_The task_
Which lines hold the word "feat"? Copy each of them from the material.

_Source information_
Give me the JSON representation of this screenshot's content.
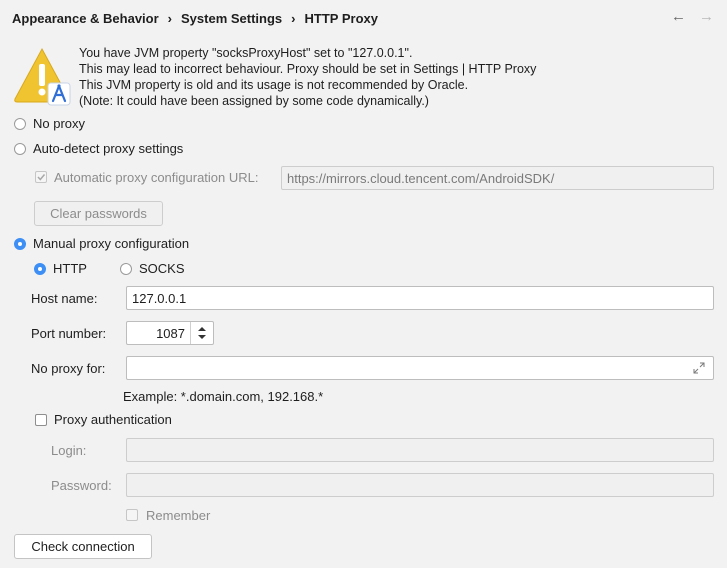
{
  "breadcrumb": {
    "items": [
      "Appearance & Behavior",
      "System Settings",
      "HTTP Proxy"
    ],
    "separator": "›"
  },
  "nav": {
    "back": "←",
    "forward": "→"
  },
  "warning": {
    "lines": [
      "You have JVM property \"socksProxyHost\" set to \"127.0.0.1\".",
      "This may lead to incorrect behaviour. Proxy should be set in Settings | HTTP Proxy",
      "This JVM property is old and its usage is not recommended by Oracle.",
      "(Note: It could have been assigned by some code dynamically.)"
    ]
  },
  "options": {
    "no_proxy": "No proxy",
    "auto_detect": "Auto-detect proxy settings",
    "auto_config_url_label": "Automatic proxy configuration URL:",
    "auto_config_url_value": "https://mirrors.cloud.tencent.com/AndroidSDK/",
    "clear_passwords": "Clear passwords",
    "manual": "Manual proxy configuration",
    "http": "HTTP",
    "socks": "SOCKS"
  },
  "form": {
    "host_label": "Host name:",
    "host_value": "127.0.0.1",
    "port_label": "Port number:",
    "port_value": "1087",
    "no_proxy_label": "No proxy for:",
    "no_proxy_value": "",
    "example": "Example: *.domain.com, 192.168.*",
    "proxy_auth": "Proxy authentication",
    "login_label": "Login:",
    "password_label": "Password:",
    "remember": "Remember",
    "check_connection": "Check connection"
  },
  "colors": {
    "accent": "#3d8ff5",
    "warning": "#f0c431",
    "background": "#f2f2f2"
  }
}
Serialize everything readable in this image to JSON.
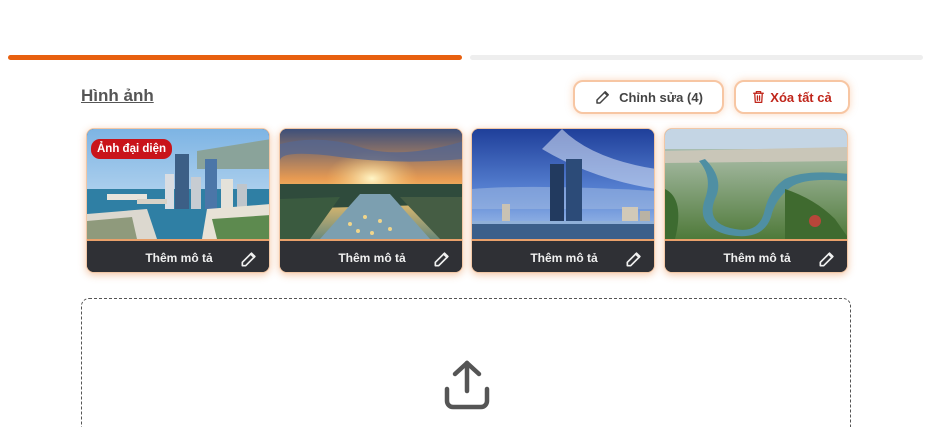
{
  "progress": {
    "steps": 2,
    "active_step": 1,
    "colors": {
      "active": "#e8600f",
      "inactive": "#eeeeee"
    }
  },
  "images_section": {
    "title": "Hình ảnh",
    "edit_button": {
      "label": "Chỉnh sửa (4)",
      "icon": "pencil-icon"
    },
    "delete_all_button": {
      "label": "Xóa tất cả",
      "icon": "trash-icon",
      "color": "#c0261b"
    },
    "items": [
      {
        "badge": "Ảnh đại diện",
        "caption": "Thêm mô tả",
        "edit_icon": "pencil-icon"
      },
      {
        "badge": "",
        "caption": "Thêm mô tả",
        "edit_icon": "pencil-icon"
      },
      {
        "badge": "",
        "caption": "Thêm mô tả",
        "edit_icon": "pencil-icon"
      },
      {
        "badge": "",
        "caption": "Thêm mô tả",
        "edit_icon": "pencil-icon"
      }
    ]
  },
  "upload": {
    "icon": "upload-icon"
  },
  "colors": {
    "accent": "#e8600f",
    "danger": "#c9141a",
    "caption_bar": "#2f3035"
  }
}
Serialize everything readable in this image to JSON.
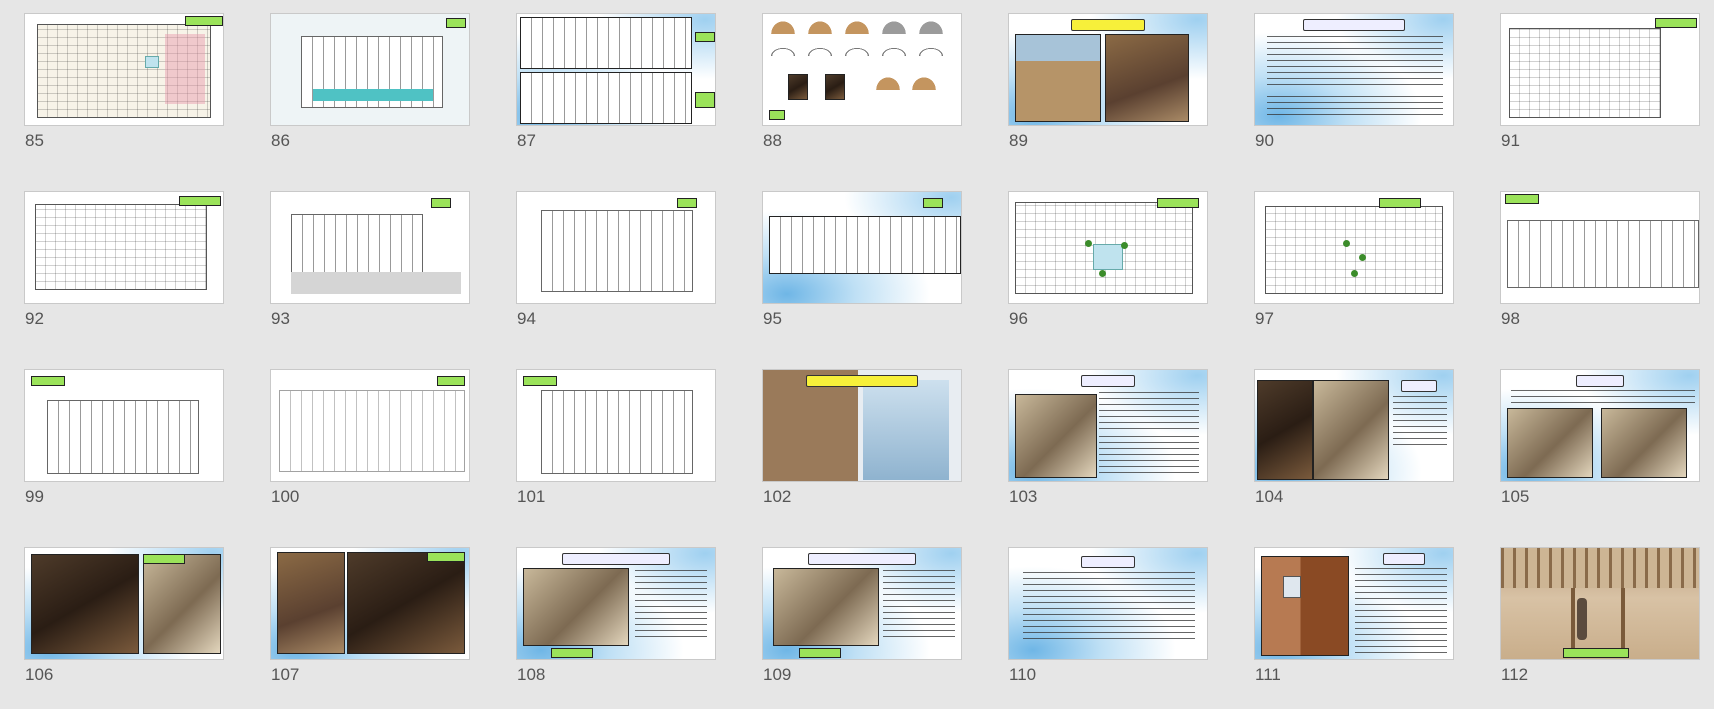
{
  "view": "slide-sorter",
  "slides": [
    {
      "number": "85"
    },
    {
      "number": "86"
    },
    {
      "number": "87"
    },
    {
      "number": "88"
    },
    {
      "number": "89"
    },
    {
      "number": "90"
    },
    {
      "number": "91"
    },
    {
      "number": "92"
    },
    {
      "number": "93"
    },
    {
      "number": "94"
    },
    {
      "number": "95"
    },
    {
      "number": "96"
    },
    {
      "number": "97"
    },
    {
      "number": "98"
    },
    {
      "number": "99"
    },
    {
      "number": "100"
    },
    {
      "number": "101"
    },
    {
      "number": "102"
    },
    {
      "number": "103"
    },
    {
      "number": "104"
    },
    {
      "number": "105"
    },
    {
      "number": "106"
    },
    {
      "number": "107"
    },
    {
      "number": "108"
    },
    {
      "number": "109"
    },
    {
      "number": "110"
    },
    {
      "number": "111"
    },
    {
      "number": "112"
    }
  ]
}
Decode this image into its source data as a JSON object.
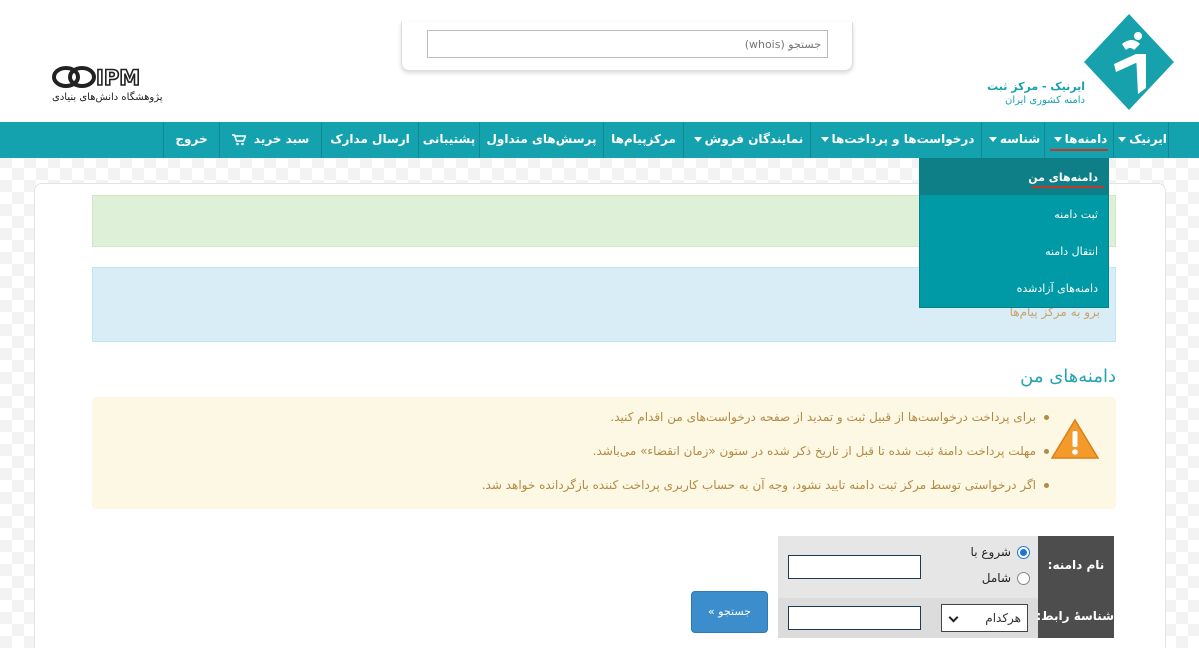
{
  "header": {
    "brand_name": "ایرنیک - مرکز ثبت",
    "brand_subtitle": "دامنه کشوری ایران",
    "whois_placeholder": "جستجو (whois)",
    "ipm_logo_text": "IPM",
    "ipm_subtitle": "پژوهشگاه دانش‌های بنیادی",
    "brand_color": "#15a2af"
  },
  "nav": {
    "items": [
      {
        "label": "ایرنیک",
        "has_caret": true
      },
      {
        "label": "دامنه‌ها",
        "has_caret": true,
        "active": true
      },
      {
        "label": "شناسه",
        "has_caret": true
      },
      {
        "label": "درخواست‌ها و پرداخت‌ها",
        "has_caret": true
      },
      {
        "label": "نمایندگان فروش",
        "has_caret": true
      },
      {
        "label": "مرکزپیام‌ها",
        "has_caret": false
      },
      {
        "label": "پرسش‌های متداول",
        "has_caret": false
      },
      {
        "label": "پشتیبانی",
        "has_caret": false
      },
      {
        "label": "ارسال مدارک",
        "has_caret": false
      },
      {
        "label": "سبد خرید",
        "has_caret": false,
        "icon": "cart-icon"
      },
      {
        "label": "خروج",
        "has_caret": false
      }
    ]
  },
  "dropdown": {
    "items": [
      {
        "label": "دامنه‌های من",
        "active": true
      },
      {
        "label": "ثبت دامنه"
      },
      {
        "label": "انتقال دامنه"
      },
      {
        "label": "دامنه‌های آزادشده"
      }
    ]
  },
  "alerts": {
    "info_link": "برو به مرکز پیام‌ها"
  },
  "section": {
    "title": "دامنه‌های من",
    "warning_icon": "warning-icon",
    "bullets": [
      "برای پرداخت درخواست‌ها از قبیل ثبت و تمدید از صفحه درخواست‌های من اقدام کنید.",
      "مهلت پرداخت دامنهٔ ثبت شده تا قبل از تاریخ ذکر شده در ستون «زمان انقضاء» می‌باشد.",
      "اگر درخواستی توسط مرکز ثبت دامنه تایید نشود، وجه آن به حساب کاربری پرداخت کننده بازگردانده خواهد شد."
    ]
  },
  "form": {
    "domain_label": "نام دامنه:",
    "radio_starts_with": "شروع با",
    "radio_contains": "شامل",
    "radio_selected": "شروع با",
    "domain_value": "",
    "contact_label": "شناسهٔ رابط:",
    "contact_select_value": "هرکدام",
    "contact_value": "",
    "search_button": "جستجو »"
  }
}
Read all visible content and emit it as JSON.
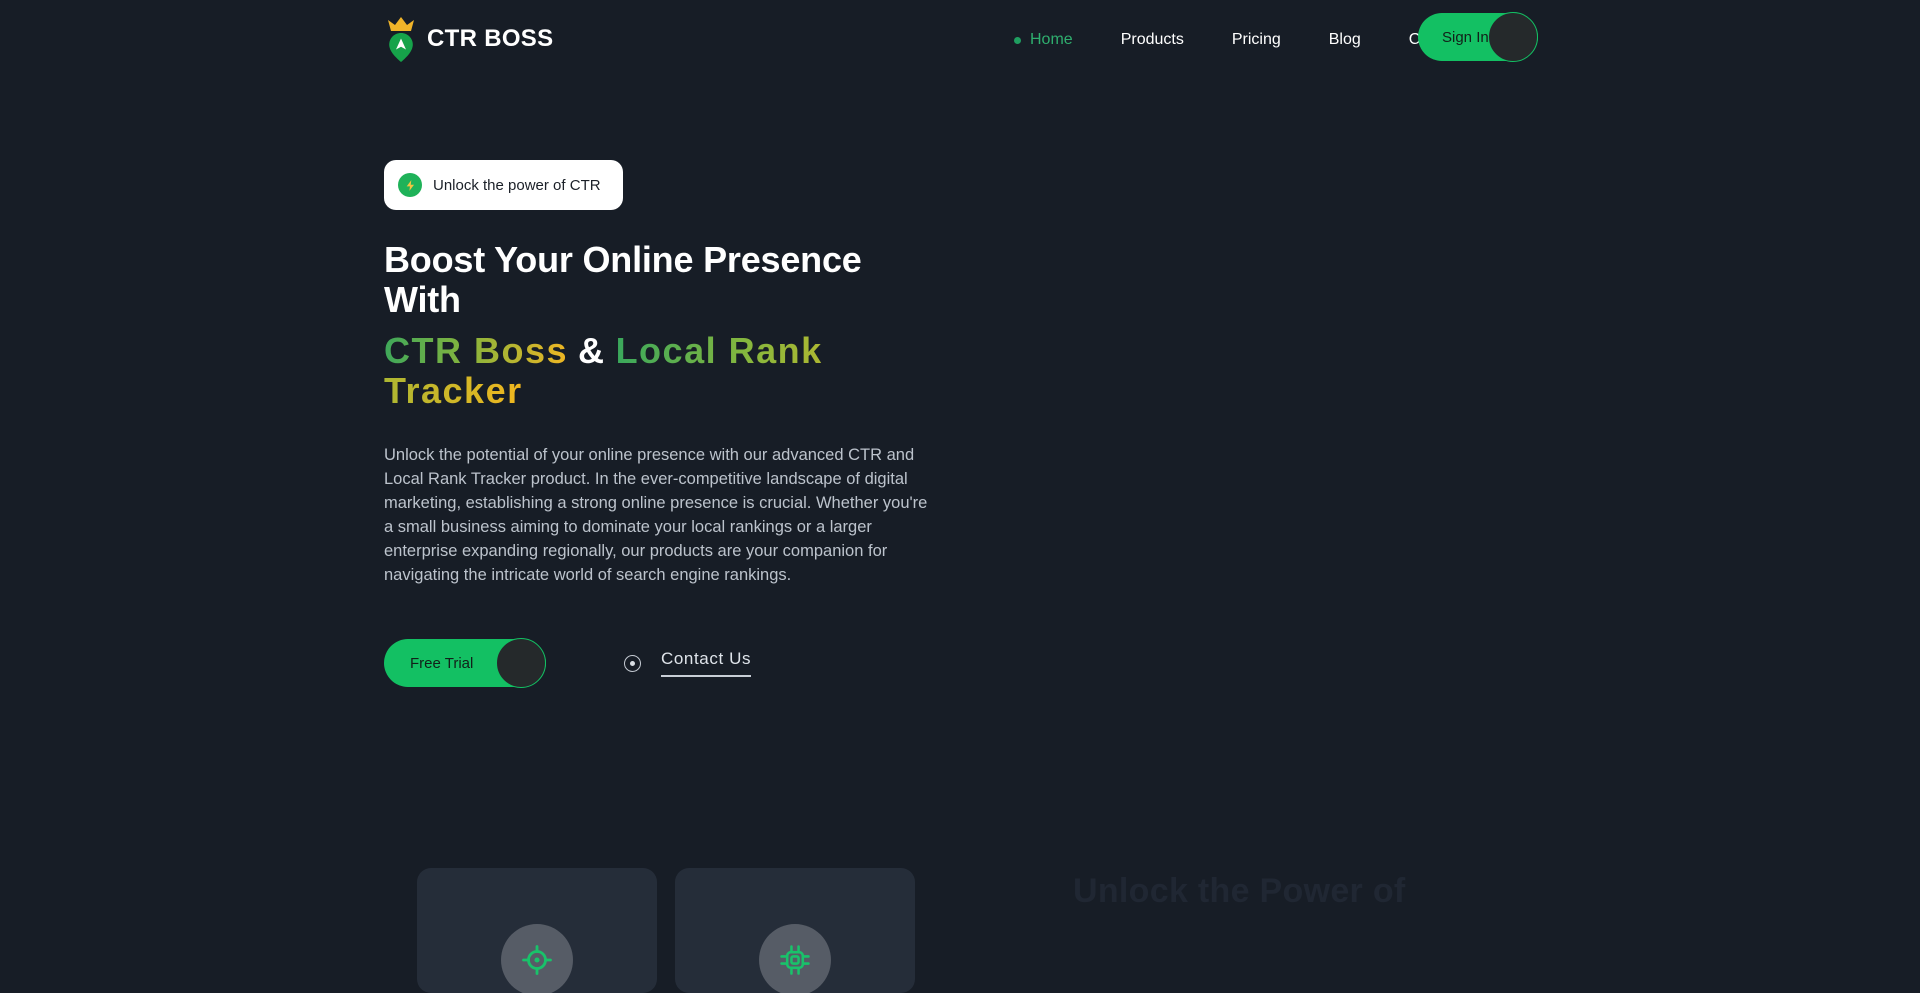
{
  "header": {
    "brand": {
      "name": "CTR BOSS",
      "logo_icon": "crown-map-pin-icon"
    },
    "nav": [
      {
        "label": "Home",
        "active": true
      },
      {
        "label": "Products",
        "active": false
      },
      {
        "label": "Pricing",
        "active": false
      },
      {
        "label": "Blog",
        "active": false
      },
      {
        "label": "Contact",
        "active": false
      }
    ],
    "sign_in_label": "Sign In"
  },
  "hero": {
    "badge": {
      "text": "Unlock the power of CTR",
      "icon": "lightning-bolt-icon"
    },
    "headline_line1": "Boost Your Online Presence With",
    "headline_part_ctr": "CTR Boss",
    "headline_amp": "&",
    "headline_part_lrt": "Local Rank Tracker",
    "paragraph": "Unlock the potential of your online presence with our advanced CTR and Local Rank Tracker product. In the ever-competitive landscape of digital marketing, establishing a strong online presence is crucial. Whether you're a small business aiming to dominate your local rankings or a larger enterprise expanding regionally, our products are your companion for navigating the intricate world of search engine rankings.",
    "primary_cta": "Free Trial",
    "secondary_cta": "Contact Us"
  },
  "section": {
    "ghost_title": "Unlock the Power of",
    "cards": [
      {
        "icon": "crosshair-target-icon"
      },
      {
        "icon": "cpu-chip-icon"
      }
    ]
  },
  "colors": {
    "page_background": "#171d26",
    "accent_green": "#13c063",
    "icon_green": "#19c26a",
    "gold": "#f2b71e",
    "card_background": "#252d39",
    "text_muted": "#bcc3cc",
    "ghost_text": "#202733"
  }
}
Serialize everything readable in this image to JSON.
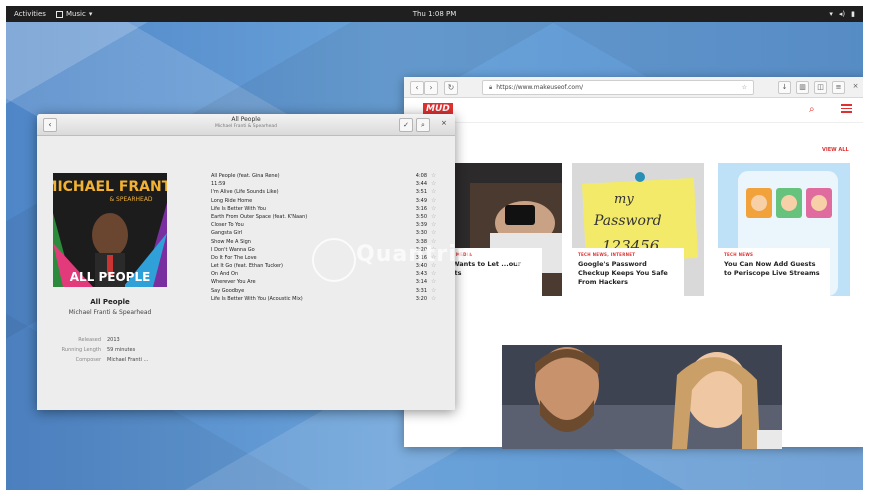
{
  "topbar": {
    "activities": "Activities",
    "app_menu": "Music",
    "clock": "Thu 1:08 PM"
  },
  "browser": {
    "url": "https://www.makeuseof.com/",
    "logo": "MUD",
    "view_all": "VIEW ALL",
    "cards": [
      {
        "category": "SOCIAL MEDIA",
        "title": "...ill Wants to Let ...our Tweets"
      },
      {
        "category": "TECH NEWS, INTERNET",
        "title": "Google's Password Checkup Keeps You Safe From Hackers",
        "note_line1": "my",
        "note_line2": "Password",
        "note_line3": "123456"
      },
      {
        "category": "TECH NEWS",
        "title": "You Can Now Add Guests to Periscope Live Streams"
      }
    ]
  },
  "music": {
    "header_title": "All People",
    "header_subtitle": "Michael Franti & Spearhead",
    "cover_artist": "MICHAEL FRANTI",
    "cover_band": "& SPEARHEAD",
    "cover_album": "ALL PEOPLE",
    "album_title": "All People",
    "album_artist": "Michael Franti & Spearhead",
    "meta": [
      {
        "label": "Released",
        "value": "2013"
      },
      {
        "label": "Running Length",
        "value": "59 minutes"
      },
      {
        "label": "Composer",
        "value": "Michael Franti ..."
      }
    ],
    "tracks": [
      {
        "title": "All People (feat. Gina Rene)",
        "duration": "4:08"
      },
      {
        "title": "11:59",
        "duration": "3:44"
      },
      {
        "title": "I'm Alive (Life Sounds Like)",
        "duration": "3:51"
      },
      {
        "title": "Long Ride Home",
        "duration": "3:49"
      },
      {
        "title": "Life Is Better With You",
        "duration": "3:16"
      },
      {
        "title": "Earth From Outer Space (feat. K'Naan)",
        "duration": "3:50"
      },
      {
        "title": "Closer To You",
        "duration": "3:39"
      },
      {
        "title": "Gangsta Girl",
        "duration": "3:30"
      },
      {
        "title": "Show Me A Sign",
        "duration": "3:38"
      },
      {
        "title": "I Don't Wanna Go",
        "duration": "3:20"
      },
      {
        "title": "Do It For The Love",
        "duration": "3:16"
      },
      {
        "title": "Let It Go (feat. Ethan Tucker)",
        "duration": "3:40"
      },
      {
        "title": "On And On",
        "duration": "3:43"
      },
      {
        "title": "Wherever You Are",
        "duration": "3:14"
      },
      {
        "title": "Say Goodbye",
        "duration": "3:31"
      },
      {
        "title": "Life Is Better With You (Acoustic Mix)",
        "duration": "3:20"
      }
    ]
  },
  "watermark": "Quantrimang",
  "colors": {
    "accent": "#e03131",
    "desktop": "#5b93cf",
    "topbar": "#1f1f1f"
  },
  "icons": {
    "star": "☆",
    "back": "‹",
    "check": "✓",
    "search": "⌕",
    "close": "×"
  }
}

_Answer below_
        "title": "All People (feat. Gina Rene)",
        "title": "Earth From Outer Space (feat. K'Naan)",
        "title": "Let It Go (feat. Ethan Tucker)",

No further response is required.